1. Arndt, Margarete D.B.A.
  2. Bigelow, Barbara Ph.D.

Article Content

The articles in this issue demonstrate the diverse interests of the journal's audience: strategy, quality of care, and human resources management. In addition, we offer a FORUM that explores the complex interactions between working in both academia and practice.


The lead article is by Short, Palmer, and Ketchen. This article, which won a best paper award at the 2001 Southern Management Association meeting, explores the effect of membership in a strategic group and of organizational resources on organizational performance. It is followed by the work of Marlin, Huonker, and Sun, who also studied the effect of strategic group membership on organizational performance. The two articles use different concepts of strategic group, and both raise interesting questions about deliberate choice of strategy, about response to environmental demands on hospitals, and about the difficulties associated with relocating from one strategic group to another. These two articles add valuable knowledge for managers and researchers.


Strategy research usually relies on realized strategy. Inherently, this reflects the rational assumption that the intended will become the actual. In health care, perhaps more so than in other industries, there is significant influence from many important stakeholders on an organization's conduct. There are regulators and community leaders who have something to say about addition or closure of services; there is public opinion about the appropriate domain of a health care organization; there are third party payers who make clinical services more or less attractive through their reimbursement policies; and there are physicians who want to expand services in keeping with their own clinical interests, or who do not want the hospital to compete with them for patients. How much power these various influences exert on an organization's initial strategic intent, and to what extent they reshape strategy during its implementation are still not completely understood.


The article by Havlovic, Lau, and Pinfield offers us a glimpse of the effect of today's health care system on a particularly important group of care takers: nurses. Not surprisingly, the study found that nurses who worked both their preferred shift and their preferred work week reported more positive work outcomes and less interference with their nonwork activities. Other findings are perhaps not quite so obvious: for example, compressed work weeks aggravate the negative effects of shift rotation, and contingent nurses reported lower quality patient care. This article offers important insights into an aspect of human resources management that is increasing in importance as fewer and fewer nurses are available.


One of the important functions of health care managers is to balance the needs of different stakeholders, e.g., patients, caregivers, third party payers, public opinion, and the organization itself. The task is made more difficult because their demands frequently conflict. A longer length of stay may increase a patient's comfort or lessen the caretaking burden on the family but is in conflict with payers' demand for shorter stays. Similarly, the organization may identify opportunities for cost reductions through increased use of contingent staff or overtime on demand in lieu of permanent staff; yet such policies may be perceived by nurses as diminishing their ability to provide excellent patient care or to sustain a meaningful balance in their lives.

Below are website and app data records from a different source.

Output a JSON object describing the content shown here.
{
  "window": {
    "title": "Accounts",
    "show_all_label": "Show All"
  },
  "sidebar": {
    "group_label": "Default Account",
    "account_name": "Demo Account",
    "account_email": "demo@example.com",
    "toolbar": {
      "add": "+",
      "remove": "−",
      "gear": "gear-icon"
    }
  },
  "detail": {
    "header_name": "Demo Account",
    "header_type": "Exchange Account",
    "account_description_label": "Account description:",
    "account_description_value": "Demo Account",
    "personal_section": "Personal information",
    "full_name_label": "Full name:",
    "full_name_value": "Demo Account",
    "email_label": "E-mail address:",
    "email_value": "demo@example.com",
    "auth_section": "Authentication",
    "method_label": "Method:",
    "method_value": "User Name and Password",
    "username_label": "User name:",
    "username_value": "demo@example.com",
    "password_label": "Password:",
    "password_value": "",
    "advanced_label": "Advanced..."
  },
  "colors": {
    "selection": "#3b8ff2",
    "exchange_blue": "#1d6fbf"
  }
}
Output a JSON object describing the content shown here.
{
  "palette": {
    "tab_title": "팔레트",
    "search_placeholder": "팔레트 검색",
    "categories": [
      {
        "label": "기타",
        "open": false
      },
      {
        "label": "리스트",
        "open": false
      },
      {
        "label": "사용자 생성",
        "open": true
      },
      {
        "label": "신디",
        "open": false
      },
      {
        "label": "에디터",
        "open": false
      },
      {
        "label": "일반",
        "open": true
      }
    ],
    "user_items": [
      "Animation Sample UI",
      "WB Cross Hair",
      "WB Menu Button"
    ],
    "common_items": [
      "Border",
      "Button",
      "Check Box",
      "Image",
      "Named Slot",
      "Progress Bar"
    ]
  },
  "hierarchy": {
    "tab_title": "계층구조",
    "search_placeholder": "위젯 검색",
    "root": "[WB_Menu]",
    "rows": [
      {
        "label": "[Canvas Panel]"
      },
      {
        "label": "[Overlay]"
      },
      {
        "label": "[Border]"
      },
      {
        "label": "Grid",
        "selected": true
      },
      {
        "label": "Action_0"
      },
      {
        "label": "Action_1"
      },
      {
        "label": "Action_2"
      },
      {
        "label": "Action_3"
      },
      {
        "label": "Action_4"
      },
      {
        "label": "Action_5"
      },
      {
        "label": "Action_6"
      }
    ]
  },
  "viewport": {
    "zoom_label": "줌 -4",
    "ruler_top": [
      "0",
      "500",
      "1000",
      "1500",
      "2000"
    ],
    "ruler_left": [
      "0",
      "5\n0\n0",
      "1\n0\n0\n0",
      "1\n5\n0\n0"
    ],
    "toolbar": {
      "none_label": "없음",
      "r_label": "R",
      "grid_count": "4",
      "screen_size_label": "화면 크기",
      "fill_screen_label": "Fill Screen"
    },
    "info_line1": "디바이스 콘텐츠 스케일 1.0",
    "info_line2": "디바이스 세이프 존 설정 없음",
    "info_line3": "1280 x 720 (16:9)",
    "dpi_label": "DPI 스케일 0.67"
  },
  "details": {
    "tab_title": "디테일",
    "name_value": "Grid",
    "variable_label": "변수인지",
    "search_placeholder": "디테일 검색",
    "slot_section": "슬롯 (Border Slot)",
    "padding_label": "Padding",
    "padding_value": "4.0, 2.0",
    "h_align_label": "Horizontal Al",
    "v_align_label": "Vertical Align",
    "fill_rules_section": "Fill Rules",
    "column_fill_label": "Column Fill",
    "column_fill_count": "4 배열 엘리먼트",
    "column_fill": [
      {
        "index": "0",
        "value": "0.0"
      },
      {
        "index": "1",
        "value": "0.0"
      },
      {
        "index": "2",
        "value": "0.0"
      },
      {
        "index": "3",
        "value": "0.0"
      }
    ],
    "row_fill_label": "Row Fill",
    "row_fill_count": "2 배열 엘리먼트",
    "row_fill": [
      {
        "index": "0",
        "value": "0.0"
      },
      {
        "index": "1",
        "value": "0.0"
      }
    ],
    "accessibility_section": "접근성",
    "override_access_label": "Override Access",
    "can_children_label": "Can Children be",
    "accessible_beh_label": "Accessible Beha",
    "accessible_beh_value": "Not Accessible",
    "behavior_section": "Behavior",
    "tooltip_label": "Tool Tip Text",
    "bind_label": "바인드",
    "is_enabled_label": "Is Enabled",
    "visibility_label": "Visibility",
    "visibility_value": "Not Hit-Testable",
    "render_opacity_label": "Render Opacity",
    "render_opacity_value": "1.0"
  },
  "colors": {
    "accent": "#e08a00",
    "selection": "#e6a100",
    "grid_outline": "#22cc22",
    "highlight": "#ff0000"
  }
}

Diane Irvine Doran and her colleagues add to the field's knowledge of continuous quality improvement. Focusing on both process and outcome they found that training in CQI techniques led to improvements in CQI knowledge and in team members' interactions, although not all teams were able to effect improvements in patient outcomes. Another important point raised by this study is that over time teams stopped engaging in their improvement work, and the authors identify ongoing organizational support as important for continued CQI success.


CQI is one management practice from the private sector that has become well established in health care organizations. No doubt, the requirements of the Joint Commission contributed to that. At the same time the early institutionalization of CQI may have contributed to the dearth of empirical research into its effectiveness. Health care providers are under constant pressure to adopt new management practices that are thought to improve efficiency, making it difficult for organizations to give any one technique the sustained attention that may be necessary to secure beneficial results.


Linda Roemer's article focuses on CEOs and on the role mentors played in their achievement. In interviews with women who were heading hospitals she found that most identified people who had been significant influences in their lives and that the majority reported that they had been mentored. It is interesting to note how large a role serendipity played in these women's lives and that most of them did not see mentoring as a prerequisite to their success. The author offers an interesting discussion of why that may be so.


Women have traditionally played a large role in the delivery of health care, be it as nurses, social workers, dietitians, therapists, technicians, or as family caregivers. It is less well known that historically they also were the dominant force in hospital administration. Up to the second half of the 20th century the typical hospital administrator was a woman, often a nurse. The occupation became overwhelmingly male during the second half of the century. Since then women have tried to gain entry into the occupation, usually without an awareness that they were trying to reenter an occupation that used to be female. It remains an interesting research question how this change in the occupation's gender composition occurred.


The FORUM focuses on the experiences of health care researchers and practitioners who have been active in both areas. Their contributions explore how their activities in one area influence what they do in the other. The separate introduction to the FORUM provides a context for this feature.


-Margarete Arndt, D.B.A.




-Barbara Bigelow, Ph.D.